The Bayelsa government on Wednesday indicated willingness to withdraw pending litigation against the Shell Petroleum Development Company of Nigeria (SPDC) over unpaid revenue running into billions of naira.
It would be recalled that Bayelsa government had dragged SPDC to court over failure of the oil firm to pay ‘development levies.’
The development levies were for land acquired for the construction of SPDC’s Gbarain-Ubie gas facility in Yenagoa, Bayelsa capital.
The state government had in March suspended all agreements signed between oil firms and host communities, alleging that SPDC was fuelling communal clashes resulting to violence in Ekeremor Local Government Area of Bayelsa.
Gov Douye Diri extended the olive branch when the Shell Country Chair and SPDC Managing Director, Mr Osagie Okunbor, led a management delegation on a courtesy visit to Government House, Yenagoa.
Speaking on the legal dispute over outstanding revenues owed the state by the company, Diri said, an amicable resolution was possible in the spirit of the renewed relationship between both parties.
The governor also spoke about his administration’s decision to supervise the signing and be a part of Global Memorandum of Understanding (GMoU) between host communities and companies operating in the state.
He said that this was occasioned by cases of breaches of such agreements, which result in conflicts.
The policy, according to Diri, would be supervised by the Ministry of Justice in order to protect the interest of such communities and, by extension, the companies.

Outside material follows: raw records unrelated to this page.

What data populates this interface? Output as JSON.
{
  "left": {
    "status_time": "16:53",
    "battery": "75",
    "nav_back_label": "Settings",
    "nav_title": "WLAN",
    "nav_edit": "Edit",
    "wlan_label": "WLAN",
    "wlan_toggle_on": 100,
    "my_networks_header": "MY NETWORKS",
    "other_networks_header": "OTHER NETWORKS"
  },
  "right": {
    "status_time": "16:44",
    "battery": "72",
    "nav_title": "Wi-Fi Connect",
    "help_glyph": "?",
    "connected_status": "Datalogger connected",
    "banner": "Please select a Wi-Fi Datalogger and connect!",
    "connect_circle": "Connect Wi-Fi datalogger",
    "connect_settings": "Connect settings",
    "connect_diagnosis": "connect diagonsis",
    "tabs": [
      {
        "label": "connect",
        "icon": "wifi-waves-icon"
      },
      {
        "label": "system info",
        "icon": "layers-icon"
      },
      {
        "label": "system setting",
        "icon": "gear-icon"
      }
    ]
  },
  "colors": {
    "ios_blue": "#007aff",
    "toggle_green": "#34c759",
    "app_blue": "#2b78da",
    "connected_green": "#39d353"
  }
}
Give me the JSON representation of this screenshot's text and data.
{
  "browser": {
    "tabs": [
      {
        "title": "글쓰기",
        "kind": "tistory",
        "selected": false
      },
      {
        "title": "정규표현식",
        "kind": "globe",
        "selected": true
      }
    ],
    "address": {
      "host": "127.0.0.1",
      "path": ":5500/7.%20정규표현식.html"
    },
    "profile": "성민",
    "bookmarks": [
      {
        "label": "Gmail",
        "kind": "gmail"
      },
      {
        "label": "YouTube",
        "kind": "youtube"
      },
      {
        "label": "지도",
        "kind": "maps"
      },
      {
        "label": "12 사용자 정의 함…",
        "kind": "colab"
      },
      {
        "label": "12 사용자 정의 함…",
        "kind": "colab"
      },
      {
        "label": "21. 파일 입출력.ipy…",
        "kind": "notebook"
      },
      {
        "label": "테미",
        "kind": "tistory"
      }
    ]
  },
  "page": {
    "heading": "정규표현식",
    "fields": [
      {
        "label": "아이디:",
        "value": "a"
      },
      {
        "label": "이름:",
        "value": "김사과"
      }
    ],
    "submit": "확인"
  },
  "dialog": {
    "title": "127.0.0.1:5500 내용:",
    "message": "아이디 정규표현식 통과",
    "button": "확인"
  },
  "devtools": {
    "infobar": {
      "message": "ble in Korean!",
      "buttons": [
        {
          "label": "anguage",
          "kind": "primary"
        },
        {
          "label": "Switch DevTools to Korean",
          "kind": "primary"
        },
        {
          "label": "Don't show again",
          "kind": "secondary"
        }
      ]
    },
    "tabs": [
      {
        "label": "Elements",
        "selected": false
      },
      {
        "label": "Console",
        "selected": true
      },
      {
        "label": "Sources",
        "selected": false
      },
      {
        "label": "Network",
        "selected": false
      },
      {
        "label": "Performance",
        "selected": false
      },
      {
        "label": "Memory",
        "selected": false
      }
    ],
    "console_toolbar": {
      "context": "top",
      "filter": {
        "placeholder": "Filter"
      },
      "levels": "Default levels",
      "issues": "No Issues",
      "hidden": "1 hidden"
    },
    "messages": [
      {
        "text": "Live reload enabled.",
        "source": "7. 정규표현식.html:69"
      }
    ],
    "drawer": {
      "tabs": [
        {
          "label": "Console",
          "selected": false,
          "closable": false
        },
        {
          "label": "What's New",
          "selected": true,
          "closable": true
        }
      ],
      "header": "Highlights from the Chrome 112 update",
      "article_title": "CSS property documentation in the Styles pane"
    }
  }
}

“We made that policy statement to say that all GMoUs to be signed between the communities and any company, including the oil companies, has to be supervised by the Ministry of Justice.
“This was because we want to at all times protect the interest of our communities and even the companies. Also, at all times, the state government would be aware of the issues.
“We have seen situations where GMoU is signed but only very few people, who claim to be community leaders, are aware of it. And that becomes a veritable tools for community conflicts,” he said.
According to the governor, the presence of Shell in Bayelsa was of mutual benefit to both parties.
The governor emphasised that the long-standing relationship between the state and Shell, after oil discovery in commercial quantity at Otuabagi community in Ogbia Local Government Area, was a proof that they were both inseparable in oil and gas business.
While assuring the company of a conducive working environment, Diri noted that the stereotype of insecurity in the Niger Delta as a ploy to deprive the goose that lays the golden egg was no longer tenable.
The governor solicited the partnership of Shell on major infrastructure projects like the proposed Nembe-Brass road as well as the ongoing Yenagoa-Oporoma and Sagbama-Ekeremor road projects.
He thanked the company for its support on the Ogbia-Nembe road.
Speaking at the event, Okunbor, noted the key steps taken by Diri to promote peace in the state and commended the governor’s leadership quality.
Okunbor described Bayelsa as the company’s most important host state, adding that the leadership of Shell company in Nigeria is impressed with the governor’s handling of affairs of the state and his support for their operations.
He said that Bayelsa was a host to some of the company’s most strategic assets that keeps it going.
The managing director pledged to sustain the relationship between the company and the state through investment in key developmental projects in the state.